---------- Data excerpts ----------

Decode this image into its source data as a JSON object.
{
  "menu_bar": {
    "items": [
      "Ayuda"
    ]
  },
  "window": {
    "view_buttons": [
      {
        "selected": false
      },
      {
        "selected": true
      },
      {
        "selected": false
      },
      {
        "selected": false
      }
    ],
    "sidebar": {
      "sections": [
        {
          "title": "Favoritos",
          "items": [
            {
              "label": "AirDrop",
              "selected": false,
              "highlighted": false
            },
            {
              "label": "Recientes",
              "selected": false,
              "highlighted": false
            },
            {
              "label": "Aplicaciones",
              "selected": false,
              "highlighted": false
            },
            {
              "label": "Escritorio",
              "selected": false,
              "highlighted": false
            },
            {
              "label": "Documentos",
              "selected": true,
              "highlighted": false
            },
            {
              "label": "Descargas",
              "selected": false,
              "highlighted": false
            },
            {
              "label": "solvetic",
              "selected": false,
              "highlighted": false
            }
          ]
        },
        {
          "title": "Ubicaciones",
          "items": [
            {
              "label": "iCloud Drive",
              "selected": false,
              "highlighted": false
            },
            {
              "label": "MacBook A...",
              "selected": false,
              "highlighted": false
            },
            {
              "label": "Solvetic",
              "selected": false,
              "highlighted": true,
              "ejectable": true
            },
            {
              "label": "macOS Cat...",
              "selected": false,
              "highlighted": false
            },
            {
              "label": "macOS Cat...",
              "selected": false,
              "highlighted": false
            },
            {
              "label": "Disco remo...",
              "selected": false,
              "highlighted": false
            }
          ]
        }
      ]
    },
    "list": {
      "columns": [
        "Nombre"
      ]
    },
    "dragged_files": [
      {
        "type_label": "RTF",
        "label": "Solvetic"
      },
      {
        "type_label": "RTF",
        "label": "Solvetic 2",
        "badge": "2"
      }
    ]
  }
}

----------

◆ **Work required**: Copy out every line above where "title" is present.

◆ **Task solution**:
          "title": "Favoritos",
          "title": "Ubicaciones",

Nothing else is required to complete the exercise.